* RECORD EXCERPTS *
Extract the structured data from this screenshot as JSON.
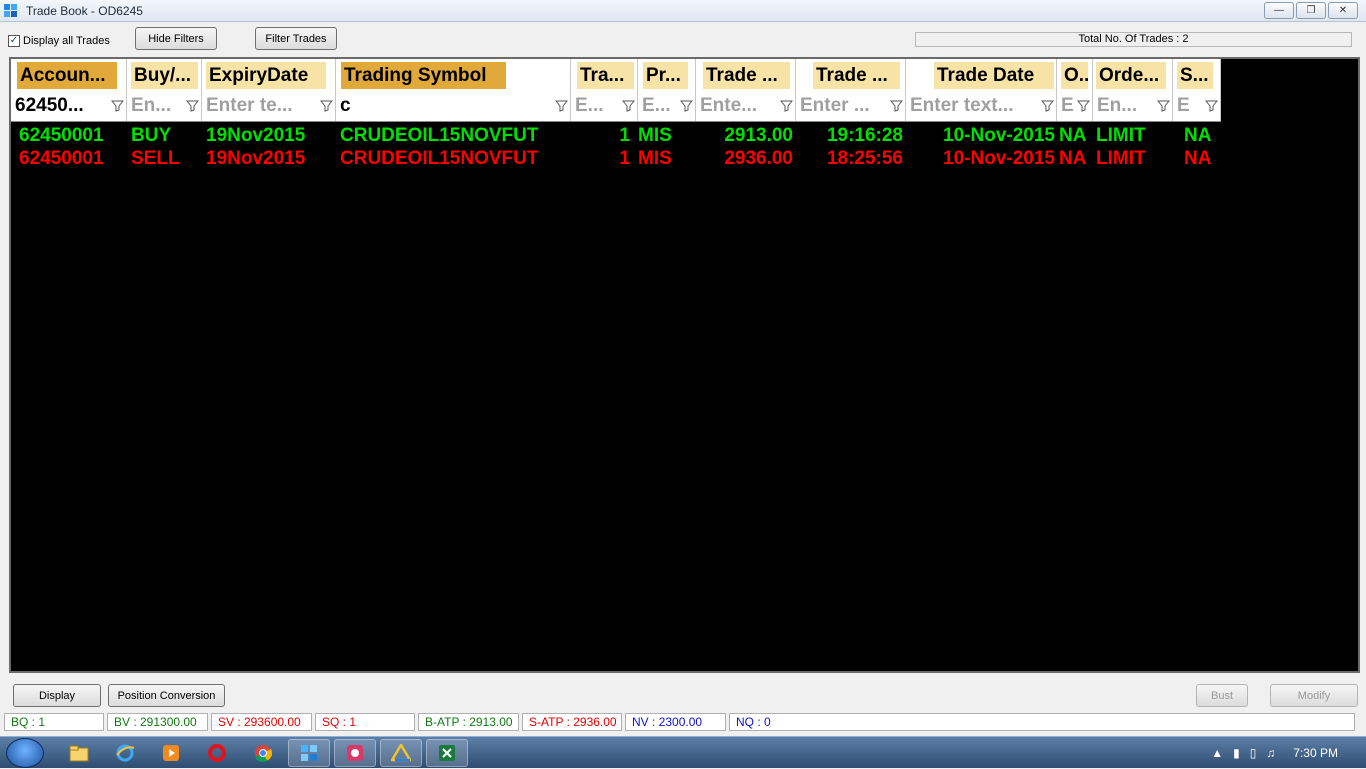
{
  "window": {
    "title": "Trade Book - OD6245"
  },
  "toolbar": {
    "display_all_label": "Display all Trades",
    "hide_filters_label": "Hide Filters",
    "filter_trades_label": "Filter Trades",
    "total_trades_label": "Total No. Of Trades : 2"
  },
  "columns": [
    "Accoun...",
    "Buy/...",
    "ExpiryDate",
    "Trading Symbol",
    "Tra...",
    "Pr...",
    "Trade ...",
    "Trade ...",
    "Trade Date",
    "O...",
    "Orde...",
    "S..."
  ],
  "filters": [
    "62450...",
    "En...",
    "Enter te...",
    "c",
    "E...",
    "E...",
    "Ente...",
    "Enter ...",
    "Enter text...",
    "E",
    "En...",
    "E"
  ],
  "rows": [
    {
      "account": "62450001",
      "side": "BUY",
      "expiry": "19Nov2015",
      "symbol": "CRUDEOIL15NOVFUT",
      "qty": "1",
      "product": "MIS",
      "price": "2913.00",
      "time": "19:16:28",
      "date": "10-Nov-2015",
      "o": "NA",
      "order": "LIMIT",
      "s": "NA"
    },
    {
      "account": "62450001",
      "side": "SELL",
      "expiry": "19Nov2015",
      "symbol": "CRUDEOIL15NOVFUT",
      "qty": "1",
      "product": "MIS",
      "price": "2936.00",
      "time": "18:25:56",
      "date": "10-Nov-2015",
      "o": "NA",
      "order": "LIMIT",
      "s": "NA"
    }
  ],
  "bottom": {
    "display_label": "Display",
    "position_conversion_label": "Position Conversion",
    "bust_label": "Bust",
    "modify_label": "Modify"
  },
  "status": {
    "bq": "BQ : 1",
    "bv": "BV : 291300.00",
    "sv": "SV : 293600.00",
    "sq": "SQ : 1",
    "batp": "B-ATP : 2913.00",
    "satp": "S-ATP : 2936.00",
    "nv": "NV : 2300.00",
    "nq": "NQ : 0"
  },
  "taskbar": {
    "clock": "7:30 PM"
  },
  "colors": {
    "buy": "#00e000",
    "sell": "#ff0000",
    "header_highlight": "#e0a93a",
    "header_soft": "#f7e3a6"
  }
}
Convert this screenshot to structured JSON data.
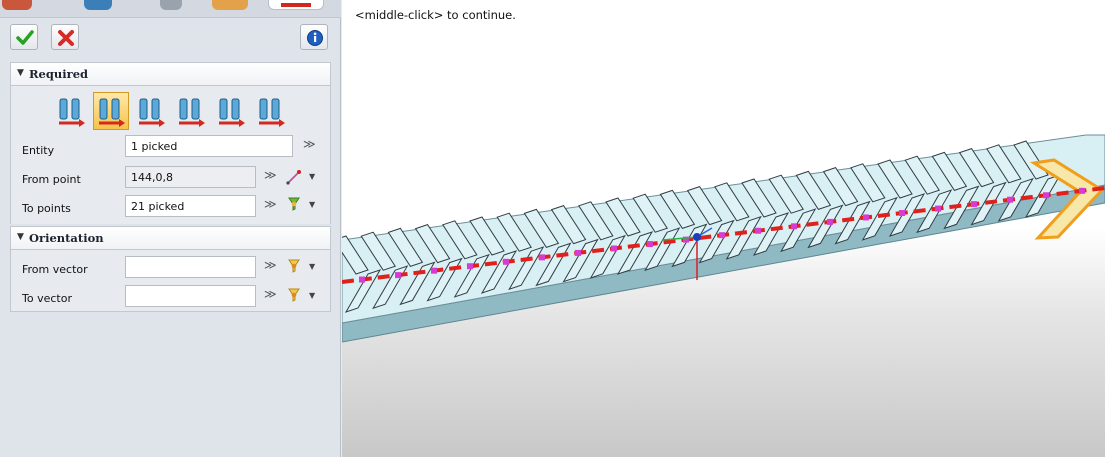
{
  "actions": {
    "ok": "ok-checkmark",
    "cancel": "cancel-x",
    "info": "info-icon"
  },
  "required": {
    "title": "Required",
    "type_buttons": [
      "align-type-1",
      "align-type-2",
      "align-type-3",
      "align-type-4",
      "align-type-5",
      "align-type-6"
    ],
    "selected_type_index": 1,
    "entity_label": "Entity",
    "entity_value": "1 picked",
    "from_point_label": "From point",
    "from_point_value": "144,0,8",
    "to_points_label": "To points",
    "to_points_value": "21 picked"
  },
  "orientation": {
    "title": "Orientation",
    "from_vector_label": "From vector",
    "from_vector_value": "",
    "to_vector_label": "To vector",
    "to_vector_value": ""
  },
  "viewport": {
    "prompt": "<middle-click> to continue."
  },
  "colors": {
    "accent_selected": "#f6c34b",
    "path_red": "#e0201b",
    "part_face": "#d6eef3"
  }
}
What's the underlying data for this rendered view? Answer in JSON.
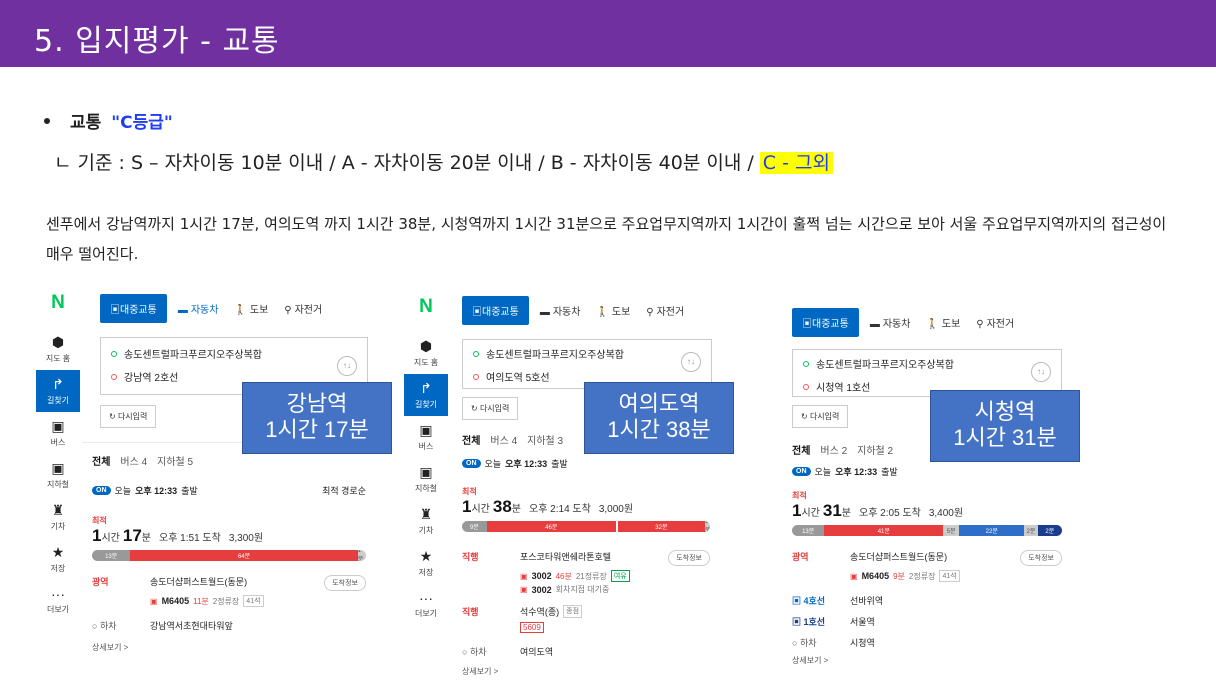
{
  "slide": {
    "title": "5. 입지평가 - 교통",
    "bullet_label": "교통",
    "bullet_grade": "\"C등급\"",
    "criteria_prefix": "ㄴ 기준 : S – 자차이동 10분 이내 / A - 자차이동 20분 이내 / B - 자차이동 40분 이내  / ",
    "criteria_highlight": "C - 그외",
    "description": "센푸에서 강남역까지 1시간 17분, 여의도역 까지 1시간 38분, 시청역까지 1시간 31분으로 주요업무지역까지 1시간이 훌쩍 넘는 시간으로 보아 서울 주요업무지역까지의 접근성이 매우 떨어진다."
  },
  "side_nav": {
    "logo": "N",
    "items": [
      {
        "icon": "location-pin-icon",
        "glyph": "⬢",
        "label": "지도 홈"
      },
      {
        "icon": "directions-icon",
        "glyph": "↱",
        "label": "길찾기"
      },
      {
        "icon": "bus-icon",
        "glyph": "▣",
        "label": "버스"
      },
      {
        "icon": "subway-icon",
        "glyph": "▣",
        "label": "지하철"
      },
      {
        "icon": "train-icon",
        "glyph": "♜",
        "label": "기차"
      },
      {
        "icon": "star-icon",
        "glyph": "★",
        "label": "저장"
      },
      {
        "icon": "more-icon",
        "glyph": "···",
        "label": "더보기"
      }
    ]
  },
  "modes": {
    "transit": "대중교통",
    "car": "자동차",
    "walk": "도보",
    "bike": "자전거"
  },
  "origin": "송도센트럴파크푸르지오주상복합",
  "retry": "다시입력",
  "depart_today": "오늘",
  "depart_time": "오후 12:33",
  "depart_suffix": "출발",
  "on_badge": "ON",
  "best_label": "최적",
  "more_label": "상세보기 >",
  "info_label": "도착정보",
  "alight": "하차",
  "panels": [
    {
      "dest": "강남역 2호선",
      "tabs": [
        "전체",
        "버스 4",
        "지하철 5"
      ],
      "sort": "최적 경로순",
      "hours": "1",
      "hours_unit": "시간",
      "minutes": "17",
      "minutes_unit": "분",
      "arrive": "오후 1:51 도착",
      "fare": "3,300원",
      "bar": [
        "13분",
        "64분",
        "1분"
      ],
      "leg1_tag": "광역",
      "leg1_stop": "송도더샵퍼스트월드(동문)",
      "leg1_bus": "M6405",
      "leg1_late": "11분",
      "leg1_note": "2정류장",
      "leg1_seat": "41석",
      "alight_stop": "강남역서초현대타워앞",
      "overlay_name": "강남역",
      "overlay_time": "1시간 17분"
    },
    {
      "dest": "여의도역 5호선",
      "tabs": [
        "전체",
        "버스 4",
        "지하철 3"
      ],
      "hours": "1",
      "hours_unit": "시간",
      "minutes": "38",
      "minutes_unit": "분",
      "arrive": "오후 2:14 도착",
      "fare": "3,000원",
      "bar": [
        "9분",
        "46분",
        "32분",
        "1분"
      ],
      "leg1_tag": "직행",
      "leg1_stop": "포스코타워앤쉐라톤호텔",
      "leg1_bus": "3002",
      "leg1_late": "46분",
      "leg1_note": "21정류장",
      "leg1_seat": "여유",
      "leg1_bus2": "3002",
      "leg1_note2": "회차지점 대기중",
      "leg2_tag": "직행",
      "leg2_stop": "석수역(종)",
      "leg2_seat": "종점",
      "leg2_bus": "5609",
      "alight_stop": "여의도역",
      "overlay_name": "여의도역",
      "overlay_time": "1시간 38분"
    },
    {
      "dest": "시청역 1호선",
      "tabs": [
        "전체",
        "버스 2",
        "지하철 2"
      ],
      "hours": "1",
      "hours_unit": "시간",
      "minutes": "31",
      "minutes_unit": "분",
      "arrive": "오후 2:05 도착",
      "fare": "3,400원",
      "bar": [
        "13분",
        "41분",
        "5분",
        "22분",
        "2분",
        "2분"
      ],
      "leg1_tag": "광역",
      "leg1_stop": "송도더샵퍼스트월드(동문)",
      "leg1_bus": "M6405",
      "leg1_late": "9분",
      "leg1_note": "2정류장",
      "leg1_seat": "41석",
      "leg2_tag": "4호선",
      "leg2_stop": "선바위역",
      "leg3_tag": "1호선",
      "leg3_stop": "서울역",
      "alight_stop": "시청역",
      "overlay_name": "시청역",
      "overlay_time": "1시간 31분"
    }
  ]
}
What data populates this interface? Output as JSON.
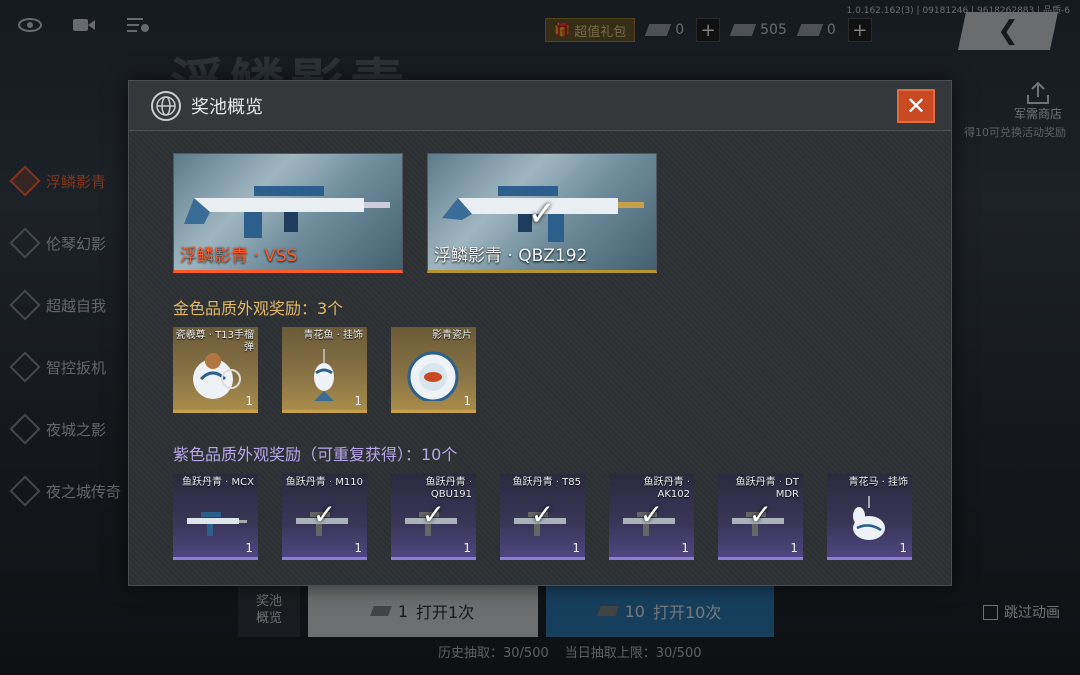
{
  "background": {
    "banner": "浮鳞影青",
    "version": "1.0.162.162(3) | 09181246 | 9618262883 | 品质-6",
    "gift_label": "超值礼包",
    "currencies": [
      {
        "name": "ticket-icon",
        "value": "0"
      },
      {
        "name": "bar-icon",
        "value": "505"
      },
      {
        "name": "card-icon",
        "value": "0"
      }
    ],
    "back_icon": "chevron-left-icon",
    "shop_label": "军需商店",
    "shop_note": "得10可兑换活动奖励",
    "sidebar": [
      {
        "label": "浮鳞影青",
        "active": true
      },
      {
        "label": "伦琴幻影",
        "active": false
      },
      {
        "label": "超越自我",
        "active": false
      },
      {
        "label": "智控扳机",
        "active": false
      },
      {
        "label": "夜城之影",
        "active": false
      },
      {
        "label": "夜之城传奇",
        "active": false
      }
    ],
    "pool_button": {
      "line1": "奖池",
      "line2": "概览"
    },
    "open_one": {
      "count": "1",
      "label": "打开1次"
    },
    "open_ten": {
      "count": "10",
      "label": "打开10次"
    },
    "skip_label": "跳过动画",
    "history_draws": "历史抽取：30/500",
    "daily_limit": "当日抽取上限：30/500"
  },
  "modal": {
    "title": "奖池概览",
    "close_icon": "close-icon",
    "weapons": [
      {
        "name": "浮鳞影青 · VSS",
        "selected": true,
        "owned": false
      },
      {
        "name": "浮鳞影青 · QBZ192",
        "selected": false,
        "owned": true
      }
    ],
    "gold_section_title": "金色品质外观奖励：3个",
    "gold_items": [
      {
        "name": "瓷羲尊 · T13手榴弹",
        "count": "1",
        "owned": false,
        "icon": "grenade-icon"
      },
      {
        "name": "青花鱼 · 挂饰",
        "count": "1",
        "owned": false,
        "icon": "fish-charm-icon"
      },
      {
        "name": "影青瓷片",
        "count": "1",
        "owned": false,
        "icon": "porcelain-plate-icon"
      }
    ],
    "purple_section_title": "紫色品质外观奖励（可重复获得）：10个",
    "purple_items": [
      {
        "name": "鱼跃丹青 · MCX",
        "count": "1",
        "owned": false,
        "icon": "rifle-icon"
      },
      {
        "name": "鱼跃丹青 · M110",
        "count": "1",
        "owned": true,
        "icon": "rifle-icon"
      },
      {
        "name": "鱼跃丹青 · QBU191",
        "count": "1",
        "owned": true,
        "icon": "rifle-icon"
      },
      {
        "name": "鱼跃丹青 · T85",
        "count": "1",
        "owned": true,
        "icon": "rifle-icon"
      },
      {
        "name": "鱼跃丹青 · AK102",
        "count": "1",
        "owned": true,
        "icon": "rifle-icon"
      },
      {
        "name": "鱼跃丹青 · DT MDR",
        "count": "1",
        "owned": true,
        "icon": "rifle-icon"
      },
      {
        "name": "青花马 · 挂饰",
        "count": "1",
        "owned": false,
        "icon": "horse-charm-icon"
      }
    ],
    "colors": {
      "selected": "#ff5a28",
      "gold": "#e2b864",
      "purple": "#b8a6ec",
      "close_bg": "#c94a22"
    }
  }
}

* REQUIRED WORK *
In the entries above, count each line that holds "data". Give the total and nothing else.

* OUTPUT OF THE EXERCISE *
4